Go through the data below and return each line containing the word "xoooi".

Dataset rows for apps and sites
☆ ☆ ☆ ☆ ☆
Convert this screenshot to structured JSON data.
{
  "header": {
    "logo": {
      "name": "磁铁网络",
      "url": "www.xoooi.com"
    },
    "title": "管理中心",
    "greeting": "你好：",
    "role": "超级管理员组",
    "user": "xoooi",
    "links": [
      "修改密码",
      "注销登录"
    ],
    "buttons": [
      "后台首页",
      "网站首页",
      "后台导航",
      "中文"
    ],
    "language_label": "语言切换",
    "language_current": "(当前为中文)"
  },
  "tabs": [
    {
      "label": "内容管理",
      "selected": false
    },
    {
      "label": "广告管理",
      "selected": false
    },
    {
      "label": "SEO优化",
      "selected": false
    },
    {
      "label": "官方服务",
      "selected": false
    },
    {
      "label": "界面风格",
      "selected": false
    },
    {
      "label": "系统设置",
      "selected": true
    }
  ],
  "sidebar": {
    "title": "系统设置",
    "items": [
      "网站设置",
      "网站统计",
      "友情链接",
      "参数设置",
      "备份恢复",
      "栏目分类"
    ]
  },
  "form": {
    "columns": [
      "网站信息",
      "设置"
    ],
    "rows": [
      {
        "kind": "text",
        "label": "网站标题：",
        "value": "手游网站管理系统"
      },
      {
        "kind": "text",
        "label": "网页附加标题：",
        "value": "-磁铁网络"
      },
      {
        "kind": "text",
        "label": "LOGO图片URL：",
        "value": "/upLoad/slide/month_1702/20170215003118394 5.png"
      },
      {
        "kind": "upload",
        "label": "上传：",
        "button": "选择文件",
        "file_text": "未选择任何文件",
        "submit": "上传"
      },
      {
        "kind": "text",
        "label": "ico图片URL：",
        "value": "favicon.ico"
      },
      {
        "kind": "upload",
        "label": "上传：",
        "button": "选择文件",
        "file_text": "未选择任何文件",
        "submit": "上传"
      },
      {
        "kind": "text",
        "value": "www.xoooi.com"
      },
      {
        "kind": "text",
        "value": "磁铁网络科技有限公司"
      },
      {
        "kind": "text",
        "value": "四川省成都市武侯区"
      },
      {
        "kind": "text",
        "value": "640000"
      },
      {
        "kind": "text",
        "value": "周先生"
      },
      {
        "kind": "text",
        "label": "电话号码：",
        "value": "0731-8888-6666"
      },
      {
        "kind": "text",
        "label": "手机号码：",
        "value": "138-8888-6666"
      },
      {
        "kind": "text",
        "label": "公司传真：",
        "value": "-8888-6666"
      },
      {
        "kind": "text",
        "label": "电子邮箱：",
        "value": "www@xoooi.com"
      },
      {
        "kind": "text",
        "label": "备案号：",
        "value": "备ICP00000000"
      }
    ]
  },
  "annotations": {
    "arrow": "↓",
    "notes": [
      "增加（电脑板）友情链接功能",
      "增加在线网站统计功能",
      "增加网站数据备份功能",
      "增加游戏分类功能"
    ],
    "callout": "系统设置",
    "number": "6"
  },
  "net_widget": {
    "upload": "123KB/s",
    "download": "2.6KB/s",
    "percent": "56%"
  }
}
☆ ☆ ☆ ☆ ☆
RESPONSE TO THE TASK ->
      "url": "www.xoooi.com"
    "user": "xoooi",
        "value": "www.xoooi.com"
        "value": "www@xoooi.com"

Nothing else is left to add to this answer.